Indeed, Operation Hold the Line has not had much of an impact on El Paso's economy. A steady glut of low-skilled, low-wage labor here has kept local unemployment fixed at 11 percent, and about one-third of the area's 600,000 residents rely on welfare. Meanwhile, local officials say, many high-paying jobs that require high school diplomas remain vacant.
Yet the promise of jobs, and the roaring US economy, continues to provide compelling reasons for illegal workers to brave the border. Mexico has been slow to rebound from its 1994 peso devaluation, and according to one recent study by a pair of Texas economists, each 10 percent decrease in Mexican wages produces at least an 8 percent jump in border arrests.
There is also evidence that Mexico's dreary fiscal outlook has changed migratory patterns. In previous years, says University of Texas Prof. Bryan Roberts, most Mexican immigrants were rural laborers who planned to come to the United States to work for a time and return home. Moreover, many rural laborers often found jobs in Mexican cities.
More recently, though, particularly since the passage of the North American Free Trade Agreement, Professor Roberts says he's begun to see more immigrants who have washed out in Mexican cities and decided to head North. Although most of these people are single men and women, he says, more families are coming to the US with the intention of staying permanently. Once there, he adds, stepped-up border enforcement actually gives them more incentive to stay.
The future promises even more complications. A huge chunk of the Mexican population is about to hit working age, and there is little chance that the Mexican economy can expand rapidly enough to accommodate them. In addition, the increasing political clout of Mexican Americans could soon dampen the current push to plug the border's holes.

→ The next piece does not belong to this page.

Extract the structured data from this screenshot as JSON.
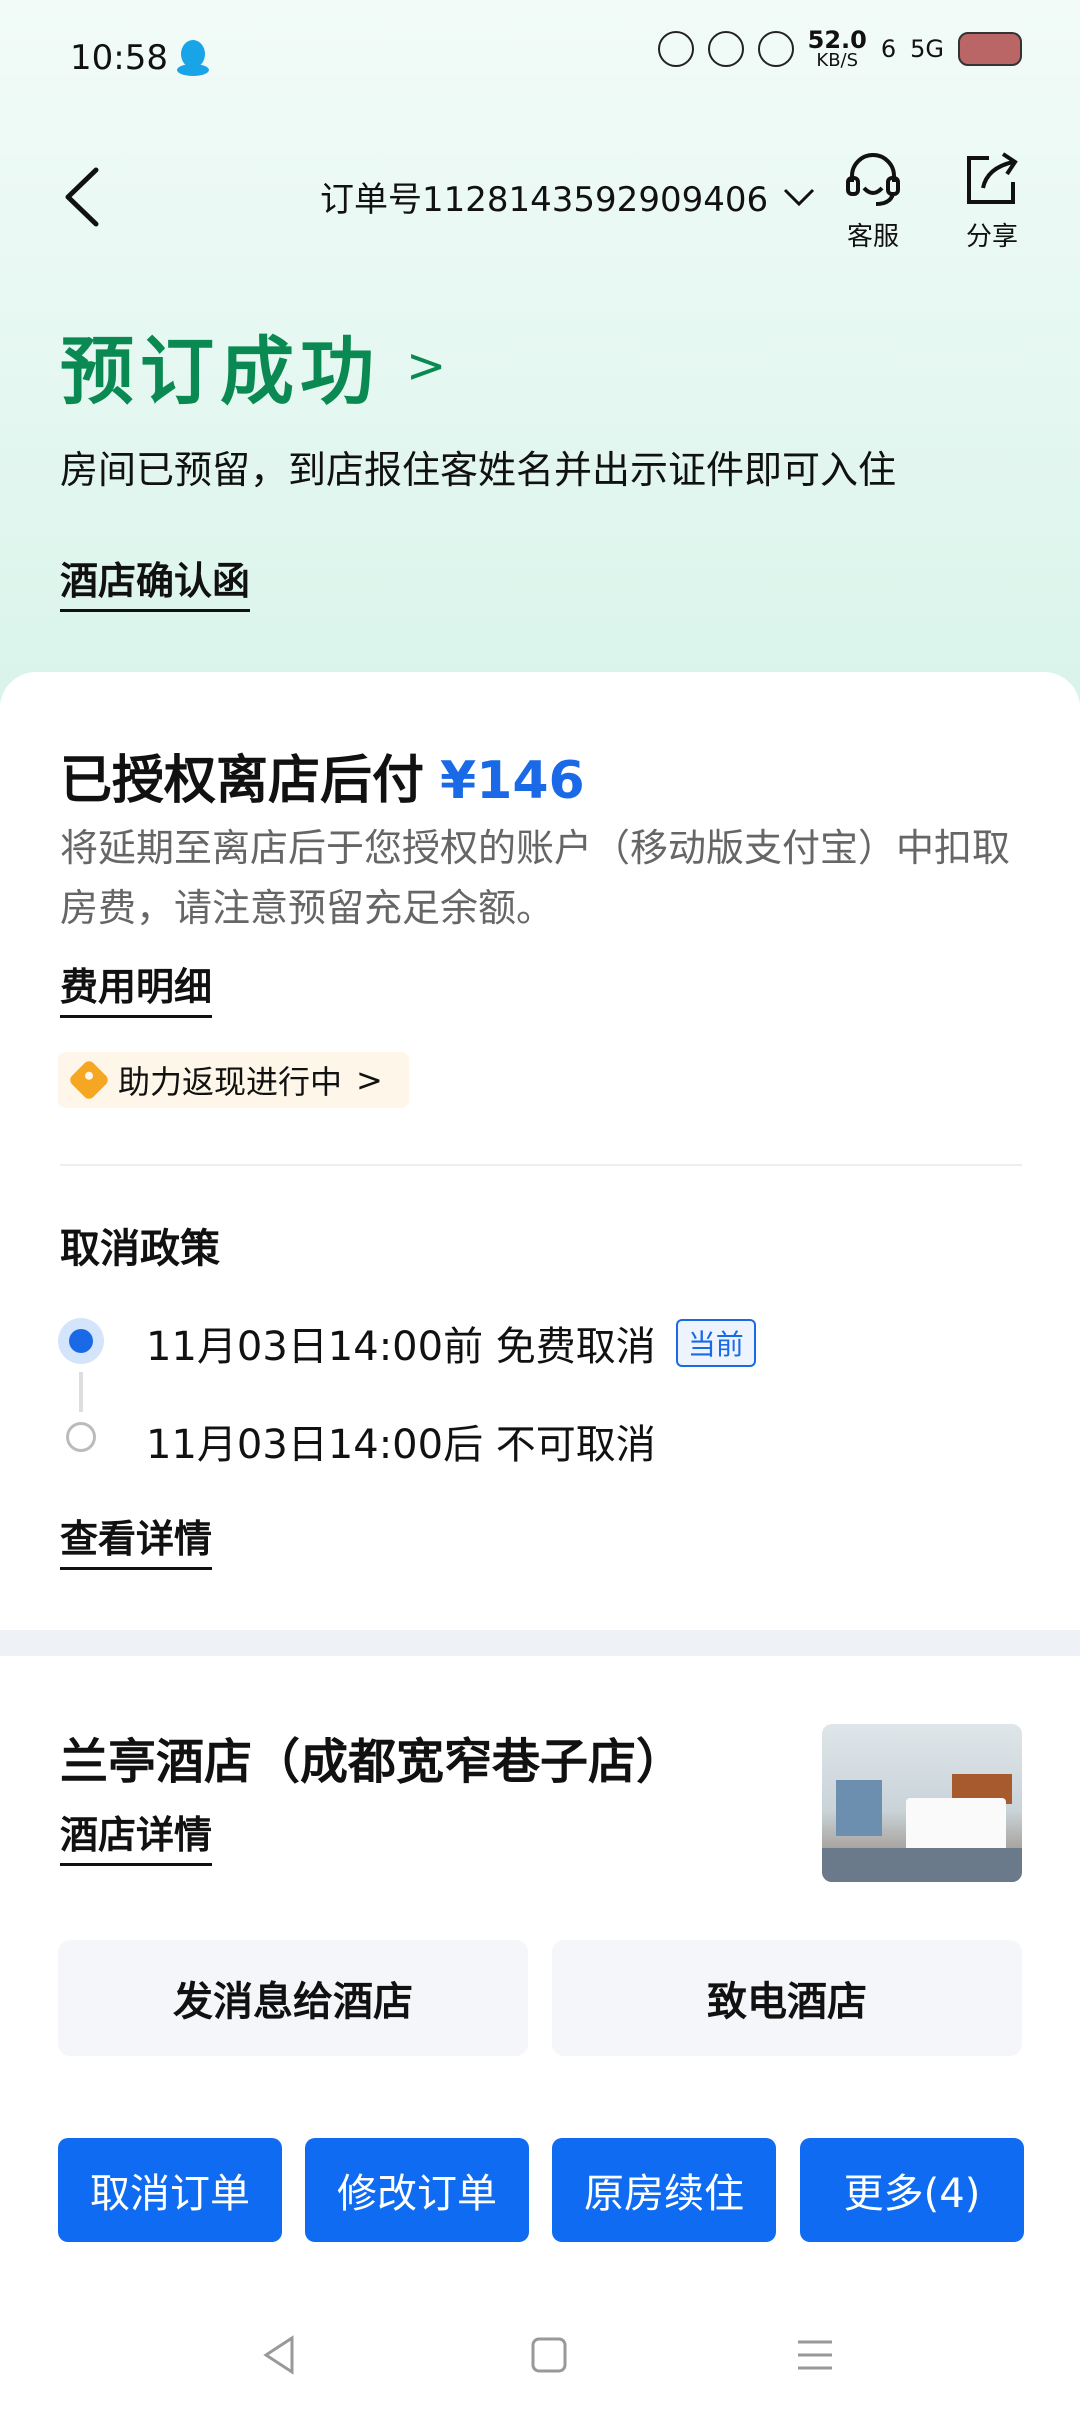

Millions of Hispanics have registered to vote in the last five years, and last week, the Mexican legislature passed a law allowing Mexicans living abroad to retain inheritance rights even if they become American citizens, a move that could prompt as many as 5.5 million Mexicans living here to patriate.
Already, increased border enforcement, combined with the disparity between economic conditions in the two countries, seems to be exacting a toll.

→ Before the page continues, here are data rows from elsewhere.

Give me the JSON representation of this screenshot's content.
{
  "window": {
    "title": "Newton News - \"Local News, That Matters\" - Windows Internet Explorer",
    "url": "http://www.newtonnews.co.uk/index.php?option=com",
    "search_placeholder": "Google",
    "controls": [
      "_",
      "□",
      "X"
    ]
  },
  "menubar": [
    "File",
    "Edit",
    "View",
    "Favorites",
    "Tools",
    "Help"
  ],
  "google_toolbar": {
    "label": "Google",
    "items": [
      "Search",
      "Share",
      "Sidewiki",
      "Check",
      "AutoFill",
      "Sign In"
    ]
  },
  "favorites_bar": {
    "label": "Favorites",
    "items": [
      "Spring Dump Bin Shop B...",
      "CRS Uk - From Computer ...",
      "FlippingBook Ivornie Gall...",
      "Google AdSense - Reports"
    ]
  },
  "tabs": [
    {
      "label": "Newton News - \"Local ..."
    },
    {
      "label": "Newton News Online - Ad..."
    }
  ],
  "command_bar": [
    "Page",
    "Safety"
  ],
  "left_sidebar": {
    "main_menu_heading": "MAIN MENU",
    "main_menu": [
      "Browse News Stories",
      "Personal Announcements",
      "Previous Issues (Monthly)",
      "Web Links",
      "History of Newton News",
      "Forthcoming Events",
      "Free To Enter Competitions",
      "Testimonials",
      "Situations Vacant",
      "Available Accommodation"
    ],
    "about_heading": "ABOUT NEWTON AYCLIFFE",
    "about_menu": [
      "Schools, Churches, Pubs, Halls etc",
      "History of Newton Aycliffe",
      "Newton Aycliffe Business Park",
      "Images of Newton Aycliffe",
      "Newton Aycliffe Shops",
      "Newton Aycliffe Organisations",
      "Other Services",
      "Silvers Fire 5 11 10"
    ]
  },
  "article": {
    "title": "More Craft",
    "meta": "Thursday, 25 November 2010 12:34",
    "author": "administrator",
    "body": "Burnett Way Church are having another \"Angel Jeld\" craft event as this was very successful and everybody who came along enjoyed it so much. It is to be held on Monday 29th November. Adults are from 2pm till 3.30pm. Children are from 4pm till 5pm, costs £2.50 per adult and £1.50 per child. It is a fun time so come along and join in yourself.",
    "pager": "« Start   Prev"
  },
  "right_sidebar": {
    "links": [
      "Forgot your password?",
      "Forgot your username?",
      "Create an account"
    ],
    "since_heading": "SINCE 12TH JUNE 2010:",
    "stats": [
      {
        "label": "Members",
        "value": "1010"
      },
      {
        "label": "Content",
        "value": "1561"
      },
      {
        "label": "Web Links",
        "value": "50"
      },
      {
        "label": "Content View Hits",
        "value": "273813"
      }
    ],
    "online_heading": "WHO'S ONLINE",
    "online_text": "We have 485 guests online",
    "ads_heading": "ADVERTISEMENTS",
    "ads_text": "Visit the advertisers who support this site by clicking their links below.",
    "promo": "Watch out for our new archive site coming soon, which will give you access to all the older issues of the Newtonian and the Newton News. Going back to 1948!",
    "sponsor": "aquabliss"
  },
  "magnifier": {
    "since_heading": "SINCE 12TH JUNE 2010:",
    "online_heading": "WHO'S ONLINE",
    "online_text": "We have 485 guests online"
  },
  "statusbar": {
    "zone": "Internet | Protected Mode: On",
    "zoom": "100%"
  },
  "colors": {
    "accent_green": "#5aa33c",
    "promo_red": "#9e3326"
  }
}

According to Mr. Ward, the assistant Border Patrol agent in charge at the Santa Teresa, N.M., station here, criminal gangs along the border have become more brazen. In one year, he says, robbers have targeted the Southern Pacific trains that run along the border 700 times, and the number of marijuana seizures has risen - a trend he expects to continue as Mexican gangs claim more of the drug market left vacant by crackdowns in other Latin American nations.
In addition, Ward says, more would-be immigrants are paying "coyotes," or smugglers, to ferry them across the border. Often, they're carried in unsafe vehicles or robbed and beaten along the way. Moreover, a recent University of Texas study found that more immigrants are attempting to cross the border in remote or treacherous areas, leading to more accidental deaths.
To advocates on both sides of the immigration debate, these disturbing developments represent a call to action. Yet whether lawmakers ultimately decide to continue fortifying the border, or seek ways to accommodate more Mexican workers, the challenges along America's southern border are not likely to fade any time soon from the public view.
"A lot of things going on in society are more starkly visible on the border," says David Spener, a researcher at the University of Texas. "The globalization of the economy, the movement of goods and people, environmental issues, and all the usual urban problems play a role here. There's no such thing as a quick fix."